YOUR OBJECTIVE: Please return every line from the entries that has the string "Samuel" in it.

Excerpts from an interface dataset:
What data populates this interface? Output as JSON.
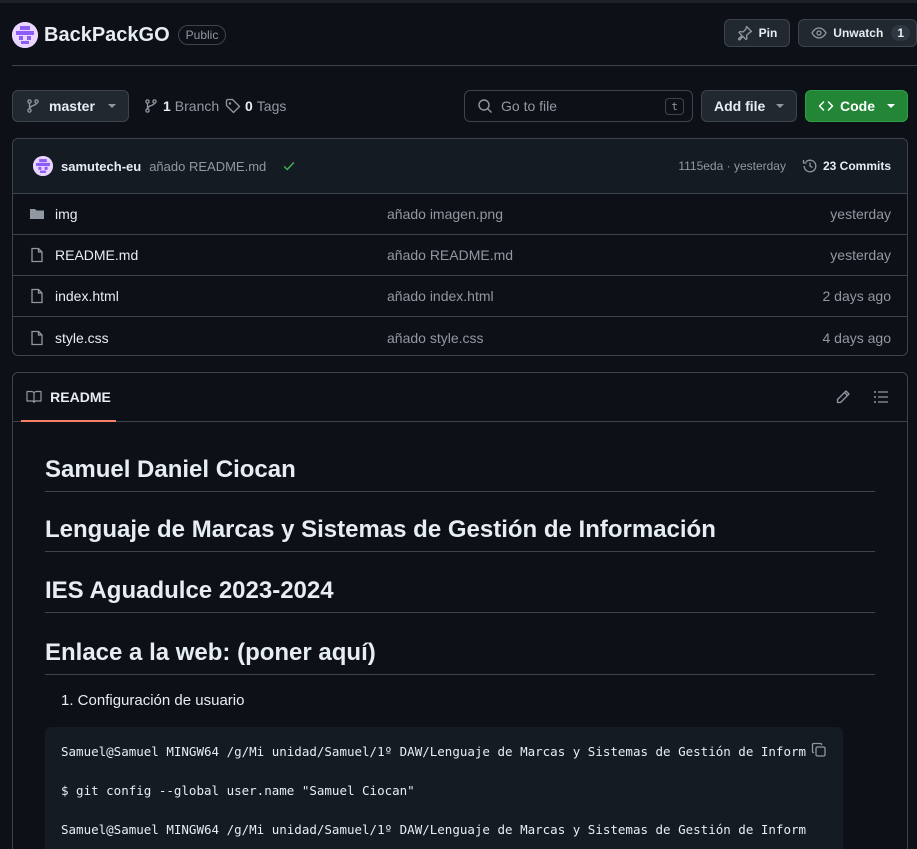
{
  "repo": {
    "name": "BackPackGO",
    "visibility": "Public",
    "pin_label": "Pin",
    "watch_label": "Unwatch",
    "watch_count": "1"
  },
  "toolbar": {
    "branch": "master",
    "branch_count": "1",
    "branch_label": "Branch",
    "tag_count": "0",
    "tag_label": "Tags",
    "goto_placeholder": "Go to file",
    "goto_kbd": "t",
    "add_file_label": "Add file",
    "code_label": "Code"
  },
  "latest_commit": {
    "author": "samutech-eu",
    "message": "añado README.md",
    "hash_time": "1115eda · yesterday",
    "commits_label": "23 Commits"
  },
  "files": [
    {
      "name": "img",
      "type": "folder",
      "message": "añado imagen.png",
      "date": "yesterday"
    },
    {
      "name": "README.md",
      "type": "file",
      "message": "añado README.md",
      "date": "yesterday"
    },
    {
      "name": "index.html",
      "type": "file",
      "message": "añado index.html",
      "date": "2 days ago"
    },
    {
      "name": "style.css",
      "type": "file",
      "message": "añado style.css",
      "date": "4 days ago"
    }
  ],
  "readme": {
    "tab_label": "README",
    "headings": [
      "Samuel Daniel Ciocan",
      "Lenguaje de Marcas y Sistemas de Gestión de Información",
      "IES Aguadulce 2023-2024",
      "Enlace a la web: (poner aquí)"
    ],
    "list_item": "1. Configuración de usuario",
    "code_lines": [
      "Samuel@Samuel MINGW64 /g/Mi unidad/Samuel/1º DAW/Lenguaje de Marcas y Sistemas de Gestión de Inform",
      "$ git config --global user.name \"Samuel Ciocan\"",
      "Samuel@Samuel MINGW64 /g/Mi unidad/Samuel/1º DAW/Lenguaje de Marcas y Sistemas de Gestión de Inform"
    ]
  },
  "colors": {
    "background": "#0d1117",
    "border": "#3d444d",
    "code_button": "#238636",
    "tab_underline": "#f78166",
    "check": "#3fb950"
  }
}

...

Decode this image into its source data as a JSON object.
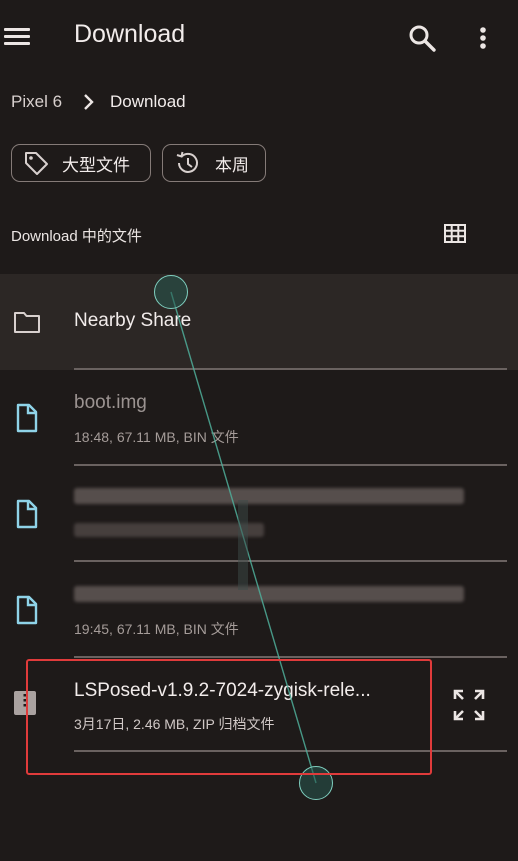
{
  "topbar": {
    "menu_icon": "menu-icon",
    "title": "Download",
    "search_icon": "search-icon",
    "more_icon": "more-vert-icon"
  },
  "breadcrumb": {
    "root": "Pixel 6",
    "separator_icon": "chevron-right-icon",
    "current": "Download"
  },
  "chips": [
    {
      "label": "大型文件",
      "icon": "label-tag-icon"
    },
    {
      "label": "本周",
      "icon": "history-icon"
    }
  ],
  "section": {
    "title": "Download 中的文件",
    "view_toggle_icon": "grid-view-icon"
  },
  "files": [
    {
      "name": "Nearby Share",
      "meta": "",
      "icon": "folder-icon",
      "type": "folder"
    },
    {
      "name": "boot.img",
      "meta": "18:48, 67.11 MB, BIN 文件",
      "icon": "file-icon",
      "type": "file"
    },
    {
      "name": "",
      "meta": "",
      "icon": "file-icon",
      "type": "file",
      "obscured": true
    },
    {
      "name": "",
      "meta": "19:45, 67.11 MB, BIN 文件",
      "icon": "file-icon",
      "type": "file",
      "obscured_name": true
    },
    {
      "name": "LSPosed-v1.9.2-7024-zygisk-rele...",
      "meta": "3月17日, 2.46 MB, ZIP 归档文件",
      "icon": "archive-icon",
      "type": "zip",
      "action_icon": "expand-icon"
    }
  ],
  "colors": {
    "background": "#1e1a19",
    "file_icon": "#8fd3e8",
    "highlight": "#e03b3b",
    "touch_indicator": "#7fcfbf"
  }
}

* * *

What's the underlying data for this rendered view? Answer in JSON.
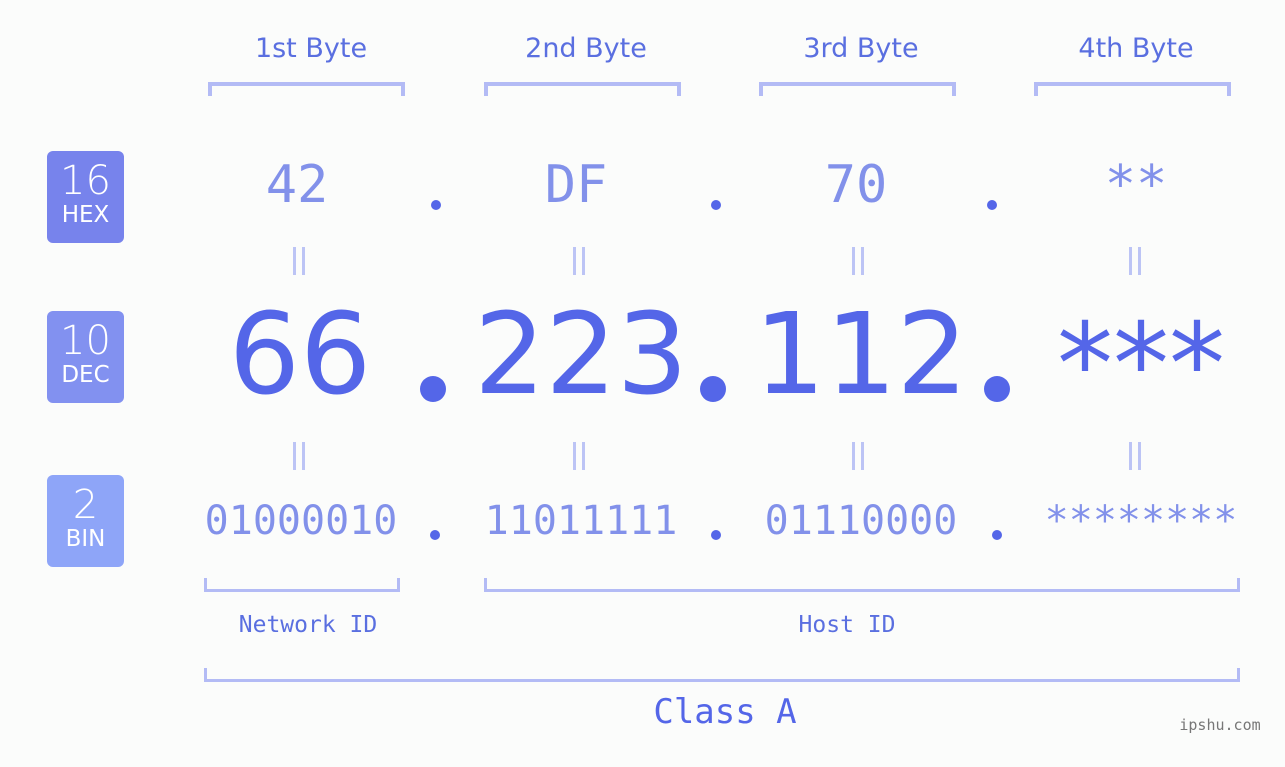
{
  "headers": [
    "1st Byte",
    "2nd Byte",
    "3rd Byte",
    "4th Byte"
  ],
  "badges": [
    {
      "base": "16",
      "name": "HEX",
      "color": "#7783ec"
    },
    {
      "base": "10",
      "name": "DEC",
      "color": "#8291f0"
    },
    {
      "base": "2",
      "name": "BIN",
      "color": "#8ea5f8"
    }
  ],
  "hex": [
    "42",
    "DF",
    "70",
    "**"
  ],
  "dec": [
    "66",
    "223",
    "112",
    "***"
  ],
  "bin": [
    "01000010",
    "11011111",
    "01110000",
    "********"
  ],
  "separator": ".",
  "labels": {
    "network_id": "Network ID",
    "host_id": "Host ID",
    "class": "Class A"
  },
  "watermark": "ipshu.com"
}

ANSWER AREA:
      "Samuel Daniel Ciocan",
      "Samuel@Samuel MINGW64 /g/Mi unidad/Samuel/1º DAW/Lenguaje de Marcas y Sistemas de Gestión de Inform",
      "$ git config --global user.name \"Samuel Ciocan\"",
      "Samuel@Samuel MINGW64 /g/Mi unidad/Samuel/1º DAW/Lenguaje de Marcas y Sistemas de Gestión de Inform"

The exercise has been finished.